= Beginning of Section =

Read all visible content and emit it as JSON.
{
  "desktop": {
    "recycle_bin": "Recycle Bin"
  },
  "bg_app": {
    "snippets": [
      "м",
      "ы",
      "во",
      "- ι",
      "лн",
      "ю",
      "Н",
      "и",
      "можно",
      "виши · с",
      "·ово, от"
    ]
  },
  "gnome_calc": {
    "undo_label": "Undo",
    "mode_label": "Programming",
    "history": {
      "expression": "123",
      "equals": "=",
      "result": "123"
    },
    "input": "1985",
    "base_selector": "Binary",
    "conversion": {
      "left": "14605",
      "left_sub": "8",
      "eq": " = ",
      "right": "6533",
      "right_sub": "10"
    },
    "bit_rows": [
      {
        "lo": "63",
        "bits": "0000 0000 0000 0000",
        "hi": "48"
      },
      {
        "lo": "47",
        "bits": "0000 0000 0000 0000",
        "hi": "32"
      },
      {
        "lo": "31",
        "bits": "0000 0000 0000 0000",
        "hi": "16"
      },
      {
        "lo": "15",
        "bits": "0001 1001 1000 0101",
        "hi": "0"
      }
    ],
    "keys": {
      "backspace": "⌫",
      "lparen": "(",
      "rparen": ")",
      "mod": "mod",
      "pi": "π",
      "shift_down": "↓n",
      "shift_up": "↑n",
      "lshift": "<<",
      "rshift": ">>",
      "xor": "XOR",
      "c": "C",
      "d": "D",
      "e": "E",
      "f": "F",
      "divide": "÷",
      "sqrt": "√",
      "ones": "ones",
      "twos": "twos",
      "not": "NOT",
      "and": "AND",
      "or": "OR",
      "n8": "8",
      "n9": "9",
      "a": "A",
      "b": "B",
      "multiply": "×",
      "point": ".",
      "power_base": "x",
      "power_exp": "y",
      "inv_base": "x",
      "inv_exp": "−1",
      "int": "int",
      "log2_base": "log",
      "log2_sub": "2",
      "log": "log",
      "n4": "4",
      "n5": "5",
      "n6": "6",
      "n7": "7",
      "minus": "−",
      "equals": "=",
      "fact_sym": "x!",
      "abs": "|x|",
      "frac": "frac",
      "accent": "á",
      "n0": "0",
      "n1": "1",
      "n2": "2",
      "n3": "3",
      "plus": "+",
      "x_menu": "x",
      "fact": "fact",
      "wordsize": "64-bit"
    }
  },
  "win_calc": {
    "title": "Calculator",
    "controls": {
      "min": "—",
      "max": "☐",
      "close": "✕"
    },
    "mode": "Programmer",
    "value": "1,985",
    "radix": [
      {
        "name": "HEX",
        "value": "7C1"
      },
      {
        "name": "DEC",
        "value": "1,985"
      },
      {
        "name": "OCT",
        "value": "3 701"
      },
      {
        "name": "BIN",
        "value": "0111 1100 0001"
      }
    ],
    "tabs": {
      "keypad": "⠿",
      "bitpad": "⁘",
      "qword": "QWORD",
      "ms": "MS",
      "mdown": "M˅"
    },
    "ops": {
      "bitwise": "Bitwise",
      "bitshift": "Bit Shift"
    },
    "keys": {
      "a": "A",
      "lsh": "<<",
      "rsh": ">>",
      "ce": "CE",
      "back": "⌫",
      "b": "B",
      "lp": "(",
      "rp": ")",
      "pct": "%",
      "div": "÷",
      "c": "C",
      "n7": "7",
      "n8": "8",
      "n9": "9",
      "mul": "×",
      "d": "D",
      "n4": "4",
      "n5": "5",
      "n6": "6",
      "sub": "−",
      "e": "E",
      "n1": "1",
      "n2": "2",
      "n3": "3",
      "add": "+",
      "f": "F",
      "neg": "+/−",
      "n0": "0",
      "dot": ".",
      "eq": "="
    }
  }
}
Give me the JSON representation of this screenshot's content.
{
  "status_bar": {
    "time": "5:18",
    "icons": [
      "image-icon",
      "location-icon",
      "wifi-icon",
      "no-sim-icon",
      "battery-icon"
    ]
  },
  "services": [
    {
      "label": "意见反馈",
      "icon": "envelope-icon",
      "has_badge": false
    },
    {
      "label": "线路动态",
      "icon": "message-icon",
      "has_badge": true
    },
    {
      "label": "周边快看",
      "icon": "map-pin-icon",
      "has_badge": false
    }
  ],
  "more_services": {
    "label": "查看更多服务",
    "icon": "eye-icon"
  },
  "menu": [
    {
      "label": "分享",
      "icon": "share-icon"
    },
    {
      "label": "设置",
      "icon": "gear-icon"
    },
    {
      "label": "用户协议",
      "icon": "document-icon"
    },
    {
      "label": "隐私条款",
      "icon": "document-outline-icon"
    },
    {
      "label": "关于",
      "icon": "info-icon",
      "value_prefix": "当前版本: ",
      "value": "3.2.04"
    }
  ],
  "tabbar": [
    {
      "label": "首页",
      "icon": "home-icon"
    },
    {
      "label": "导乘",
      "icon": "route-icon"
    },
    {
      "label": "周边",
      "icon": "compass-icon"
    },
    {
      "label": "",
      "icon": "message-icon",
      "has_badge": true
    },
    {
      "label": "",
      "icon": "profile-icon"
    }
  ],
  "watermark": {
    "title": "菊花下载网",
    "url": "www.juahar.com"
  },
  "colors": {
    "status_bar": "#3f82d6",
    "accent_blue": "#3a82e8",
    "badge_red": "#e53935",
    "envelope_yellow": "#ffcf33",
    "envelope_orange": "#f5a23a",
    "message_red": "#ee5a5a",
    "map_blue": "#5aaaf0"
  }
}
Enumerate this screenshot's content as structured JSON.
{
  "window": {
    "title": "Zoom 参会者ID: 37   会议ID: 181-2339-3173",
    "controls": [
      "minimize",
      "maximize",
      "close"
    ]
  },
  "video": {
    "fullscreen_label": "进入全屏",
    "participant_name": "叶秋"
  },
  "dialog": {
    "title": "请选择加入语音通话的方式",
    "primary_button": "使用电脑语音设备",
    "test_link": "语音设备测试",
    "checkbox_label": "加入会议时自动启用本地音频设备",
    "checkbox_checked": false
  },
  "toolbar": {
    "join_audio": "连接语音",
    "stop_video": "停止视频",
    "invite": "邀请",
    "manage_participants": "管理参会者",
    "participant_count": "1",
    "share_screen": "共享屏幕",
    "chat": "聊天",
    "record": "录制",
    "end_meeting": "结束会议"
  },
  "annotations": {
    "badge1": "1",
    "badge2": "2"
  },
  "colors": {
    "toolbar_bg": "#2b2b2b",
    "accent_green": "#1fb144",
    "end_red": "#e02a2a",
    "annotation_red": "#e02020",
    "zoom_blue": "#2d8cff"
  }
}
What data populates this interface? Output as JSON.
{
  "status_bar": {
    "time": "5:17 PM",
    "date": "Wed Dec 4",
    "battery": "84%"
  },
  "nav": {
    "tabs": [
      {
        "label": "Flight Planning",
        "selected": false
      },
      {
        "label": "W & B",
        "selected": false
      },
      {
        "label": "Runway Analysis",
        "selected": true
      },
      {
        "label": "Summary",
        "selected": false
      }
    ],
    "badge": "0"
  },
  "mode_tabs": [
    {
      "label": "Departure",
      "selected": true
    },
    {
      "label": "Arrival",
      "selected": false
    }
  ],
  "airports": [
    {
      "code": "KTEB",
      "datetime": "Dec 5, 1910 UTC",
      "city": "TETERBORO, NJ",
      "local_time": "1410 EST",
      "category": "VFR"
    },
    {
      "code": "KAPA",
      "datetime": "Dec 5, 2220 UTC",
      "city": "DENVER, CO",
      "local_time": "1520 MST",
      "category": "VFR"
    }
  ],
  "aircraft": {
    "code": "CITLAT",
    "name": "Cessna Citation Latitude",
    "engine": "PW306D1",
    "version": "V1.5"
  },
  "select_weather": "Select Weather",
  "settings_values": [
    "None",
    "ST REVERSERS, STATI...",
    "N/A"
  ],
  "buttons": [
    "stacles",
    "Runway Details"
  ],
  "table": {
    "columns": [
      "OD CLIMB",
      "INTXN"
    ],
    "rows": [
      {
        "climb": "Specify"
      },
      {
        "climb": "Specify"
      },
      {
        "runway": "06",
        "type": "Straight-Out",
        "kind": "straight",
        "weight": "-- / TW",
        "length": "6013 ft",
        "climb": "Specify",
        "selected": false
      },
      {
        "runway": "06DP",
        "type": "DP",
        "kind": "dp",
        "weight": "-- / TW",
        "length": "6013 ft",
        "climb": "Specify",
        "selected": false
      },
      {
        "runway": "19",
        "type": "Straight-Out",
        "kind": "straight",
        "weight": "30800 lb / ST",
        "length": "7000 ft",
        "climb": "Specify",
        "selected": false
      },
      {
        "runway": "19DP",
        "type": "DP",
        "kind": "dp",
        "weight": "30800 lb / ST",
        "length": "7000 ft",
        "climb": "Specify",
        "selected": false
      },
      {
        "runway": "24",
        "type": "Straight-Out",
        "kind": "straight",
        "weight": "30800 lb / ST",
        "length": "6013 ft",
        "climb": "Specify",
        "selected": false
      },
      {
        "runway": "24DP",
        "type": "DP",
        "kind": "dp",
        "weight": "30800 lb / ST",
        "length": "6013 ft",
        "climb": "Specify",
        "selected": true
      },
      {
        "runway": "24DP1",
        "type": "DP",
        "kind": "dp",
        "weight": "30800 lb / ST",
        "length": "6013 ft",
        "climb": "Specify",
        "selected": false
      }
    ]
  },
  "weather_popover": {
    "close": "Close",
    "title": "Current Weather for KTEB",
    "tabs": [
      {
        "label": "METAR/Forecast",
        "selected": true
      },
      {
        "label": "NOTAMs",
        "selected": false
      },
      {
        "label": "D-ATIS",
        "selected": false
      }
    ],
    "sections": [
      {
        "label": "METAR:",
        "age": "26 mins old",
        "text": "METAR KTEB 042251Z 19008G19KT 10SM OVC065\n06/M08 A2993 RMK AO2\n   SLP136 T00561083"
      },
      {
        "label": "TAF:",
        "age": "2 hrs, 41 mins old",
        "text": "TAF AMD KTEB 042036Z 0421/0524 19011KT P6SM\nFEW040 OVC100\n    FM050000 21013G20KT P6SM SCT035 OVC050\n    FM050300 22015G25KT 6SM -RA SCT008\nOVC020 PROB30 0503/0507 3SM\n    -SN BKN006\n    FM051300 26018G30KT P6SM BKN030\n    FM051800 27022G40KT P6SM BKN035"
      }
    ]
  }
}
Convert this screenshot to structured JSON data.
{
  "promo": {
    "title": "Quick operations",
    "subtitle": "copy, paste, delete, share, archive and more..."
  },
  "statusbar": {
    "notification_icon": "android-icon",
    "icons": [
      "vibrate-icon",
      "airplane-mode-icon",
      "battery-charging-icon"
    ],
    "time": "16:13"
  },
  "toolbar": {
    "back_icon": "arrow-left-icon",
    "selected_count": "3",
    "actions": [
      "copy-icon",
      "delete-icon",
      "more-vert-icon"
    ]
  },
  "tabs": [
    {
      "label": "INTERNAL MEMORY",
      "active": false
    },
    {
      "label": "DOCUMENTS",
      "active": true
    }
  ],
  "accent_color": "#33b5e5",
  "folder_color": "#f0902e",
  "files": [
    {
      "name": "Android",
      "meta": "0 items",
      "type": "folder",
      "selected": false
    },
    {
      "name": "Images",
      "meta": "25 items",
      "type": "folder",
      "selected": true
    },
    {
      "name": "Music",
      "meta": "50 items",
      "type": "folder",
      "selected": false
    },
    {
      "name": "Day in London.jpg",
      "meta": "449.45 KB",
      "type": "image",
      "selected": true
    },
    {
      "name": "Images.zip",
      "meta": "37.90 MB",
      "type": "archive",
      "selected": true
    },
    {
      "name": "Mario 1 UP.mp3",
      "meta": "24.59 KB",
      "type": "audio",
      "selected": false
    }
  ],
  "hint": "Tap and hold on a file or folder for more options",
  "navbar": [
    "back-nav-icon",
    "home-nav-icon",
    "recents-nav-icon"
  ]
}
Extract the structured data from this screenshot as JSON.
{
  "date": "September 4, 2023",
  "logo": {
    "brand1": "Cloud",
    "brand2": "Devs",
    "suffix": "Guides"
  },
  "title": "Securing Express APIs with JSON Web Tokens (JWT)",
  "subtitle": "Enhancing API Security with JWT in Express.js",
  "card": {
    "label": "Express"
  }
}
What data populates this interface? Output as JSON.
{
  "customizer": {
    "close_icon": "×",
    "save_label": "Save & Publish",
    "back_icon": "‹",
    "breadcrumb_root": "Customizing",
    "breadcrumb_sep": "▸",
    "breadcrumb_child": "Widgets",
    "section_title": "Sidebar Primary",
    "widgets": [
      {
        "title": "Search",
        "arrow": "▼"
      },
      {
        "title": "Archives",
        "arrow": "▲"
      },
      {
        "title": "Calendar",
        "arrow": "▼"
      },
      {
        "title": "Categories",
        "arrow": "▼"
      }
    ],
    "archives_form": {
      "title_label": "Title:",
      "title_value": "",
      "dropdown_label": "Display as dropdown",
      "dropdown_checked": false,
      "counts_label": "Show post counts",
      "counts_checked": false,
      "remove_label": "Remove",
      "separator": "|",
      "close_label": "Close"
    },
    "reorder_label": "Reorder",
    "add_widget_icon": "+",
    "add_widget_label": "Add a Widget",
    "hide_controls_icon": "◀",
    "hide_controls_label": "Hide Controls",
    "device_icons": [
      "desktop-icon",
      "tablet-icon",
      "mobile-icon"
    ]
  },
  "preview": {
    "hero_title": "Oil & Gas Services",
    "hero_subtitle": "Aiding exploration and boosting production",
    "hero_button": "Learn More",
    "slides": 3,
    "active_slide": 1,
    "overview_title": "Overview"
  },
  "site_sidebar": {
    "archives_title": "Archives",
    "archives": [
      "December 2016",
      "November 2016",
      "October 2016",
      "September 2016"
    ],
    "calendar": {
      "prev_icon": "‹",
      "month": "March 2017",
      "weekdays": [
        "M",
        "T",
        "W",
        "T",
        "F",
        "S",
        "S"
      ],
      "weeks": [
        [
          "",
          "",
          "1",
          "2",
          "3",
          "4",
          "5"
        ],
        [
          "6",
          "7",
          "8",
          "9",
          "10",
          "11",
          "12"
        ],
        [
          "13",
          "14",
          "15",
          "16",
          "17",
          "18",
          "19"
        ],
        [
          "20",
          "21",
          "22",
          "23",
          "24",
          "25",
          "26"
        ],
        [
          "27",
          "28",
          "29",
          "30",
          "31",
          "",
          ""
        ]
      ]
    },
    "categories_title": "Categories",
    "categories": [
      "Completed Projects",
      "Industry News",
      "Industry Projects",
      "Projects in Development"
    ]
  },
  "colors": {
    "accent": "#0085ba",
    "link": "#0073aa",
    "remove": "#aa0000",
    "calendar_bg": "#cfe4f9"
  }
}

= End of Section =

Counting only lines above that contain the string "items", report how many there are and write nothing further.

3